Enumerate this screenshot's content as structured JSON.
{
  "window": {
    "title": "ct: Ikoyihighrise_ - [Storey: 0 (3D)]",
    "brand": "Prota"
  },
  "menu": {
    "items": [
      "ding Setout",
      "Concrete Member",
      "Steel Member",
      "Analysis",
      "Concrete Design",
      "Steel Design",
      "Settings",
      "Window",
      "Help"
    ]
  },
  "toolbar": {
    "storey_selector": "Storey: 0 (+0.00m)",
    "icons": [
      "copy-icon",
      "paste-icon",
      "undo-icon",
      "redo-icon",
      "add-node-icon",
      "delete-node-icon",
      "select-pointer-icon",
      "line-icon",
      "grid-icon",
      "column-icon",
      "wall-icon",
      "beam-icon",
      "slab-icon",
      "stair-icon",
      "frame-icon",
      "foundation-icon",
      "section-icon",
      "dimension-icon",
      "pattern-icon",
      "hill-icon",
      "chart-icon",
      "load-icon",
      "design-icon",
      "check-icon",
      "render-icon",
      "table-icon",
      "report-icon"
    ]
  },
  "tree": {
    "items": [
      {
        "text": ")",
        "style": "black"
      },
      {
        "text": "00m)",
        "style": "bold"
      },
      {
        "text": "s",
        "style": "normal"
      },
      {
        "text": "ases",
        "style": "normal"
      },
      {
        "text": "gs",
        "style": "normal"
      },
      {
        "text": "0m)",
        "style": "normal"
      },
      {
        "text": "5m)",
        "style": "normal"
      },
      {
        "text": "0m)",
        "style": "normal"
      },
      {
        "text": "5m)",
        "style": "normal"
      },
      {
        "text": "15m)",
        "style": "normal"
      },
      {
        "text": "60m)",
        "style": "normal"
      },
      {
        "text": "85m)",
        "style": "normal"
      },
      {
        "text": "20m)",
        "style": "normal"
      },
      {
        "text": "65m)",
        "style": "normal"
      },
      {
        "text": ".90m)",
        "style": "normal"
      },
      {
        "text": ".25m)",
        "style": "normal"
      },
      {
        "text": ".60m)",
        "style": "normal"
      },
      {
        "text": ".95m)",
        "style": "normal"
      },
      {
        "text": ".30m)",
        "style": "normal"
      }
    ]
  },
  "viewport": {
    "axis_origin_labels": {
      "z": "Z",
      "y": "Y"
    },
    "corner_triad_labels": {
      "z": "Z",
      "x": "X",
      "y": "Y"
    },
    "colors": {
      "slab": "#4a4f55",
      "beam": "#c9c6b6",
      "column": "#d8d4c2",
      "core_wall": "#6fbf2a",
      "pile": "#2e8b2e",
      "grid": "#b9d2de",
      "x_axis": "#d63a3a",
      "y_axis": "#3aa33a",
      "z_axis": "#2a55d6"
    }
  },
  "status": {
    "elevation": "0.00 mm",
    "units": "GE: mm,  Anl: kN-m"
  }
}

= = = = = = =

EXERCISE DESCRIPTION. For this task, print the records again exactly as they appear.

YOUR RESPONSE.
Enumerate this screenshot's content as structured JSON.
{
  "window": {
    "title": "ct: Ikoyihighrise_ - [Storey: 0 (3D)]",
    "brand": "Prota"
  },
  "menu": {
    "items": [
      "ding Setout",
      "Concrete Member",
      "Steel Member",
      "Analysis",
      "Concrete Design",
      "Steel Design",
      "Settings",
      "Window",
      "Help"
    ]
  },
  "toolbar": {
    "storey_selector": "Storey: 0 (+0.00m)",
    "icons": [
      "copy-icon",
      "paste-icon",
      "undo-icon",
      "redo-icon",
      "add-node-icon",
      "delete-node-icon",
      "select-pointer-icon",
      "line-icon",
      "grid-icon",
      "column-icon",
      "wall-icon",
      "beam-icon",
      "slab-icon",
      "stair-icon",
      "frame-icon",
      "foundation-icon",
      "section-icon",
      "dimension-icon",
      "pattern-icon",
      "hill-icon",
      "chart-icon",
      "load-icon",
      "design-icon",
      "check-icon",
      "render-icon",
      "table-icon",
      "report-icon"
    ]
  },
  "tree": {
    "items": [
      {
        "text": ")",
        "style": "black"
      },
      {
        "text": "00m)",
        "style": "bold"
      },
      {
        "text": "s",
        "style": "normal"
      },
      {
        "text": "ases",
        "style": "normal"
      },
      {
        "text": "gs",
        "style": "normal"
      },
      {
        "text": "0m)",
        "style": "normal"
      },
      {
        "text": "5m)",
        "style": "normal"
      },
      {
        "text": "0m)",
        "style": "normal"
      },
      {
        "text": "5m)",
        "style": "normal"
      },
      {
        "text": "15m)",
        "style": "normal"
      },
      {
        "text": "60m)",
        "style": "normal"
      },
      {
        "text": "85m)",
        "style": "normal"
      },
      {
        "text": "20m)",
        "style": "normal"
      },
      {
        "text": "65m)",
        "style": "normal"
      },
      {
        "text": ".90m)",
        "style": "normal"
      },
      {
        "text": ".25m)",
        "style": "normal"
      },
      {
        "text": ".60m)",
        "style": "normal"
      },
      {
        "text": ".95m)",
        "style": "normal"
      },
      {
        "text": ".30m)",
        "style": "normal"
      }
    ]
  },
  "viewport": {
    "axis_origin_labels": {
      "z": "Z",
      "y": "Y"
    },
    "corner_triad_labels": {
      "z": "Z",
      "x": "X",
      "y": "Y"
    },
    "colors": {
      "slab": "#4a4f55",
      "beam": "#c9c6b6",
      "column": "#d8d4c2",
      "core_wall": "#6fbf2a",
      "pile": "#2e8b2e",
      "grid": "#b9d2de",
      "x_axis": "#d63a3a",
      "y_axis": "#3aa33a",
      "z_axis": "#2a55d6"
    }
  },
  "status": {
    "elevation": "0.00 mm",
    "units": "GE: mm,  Anl: kN-m"
  }
}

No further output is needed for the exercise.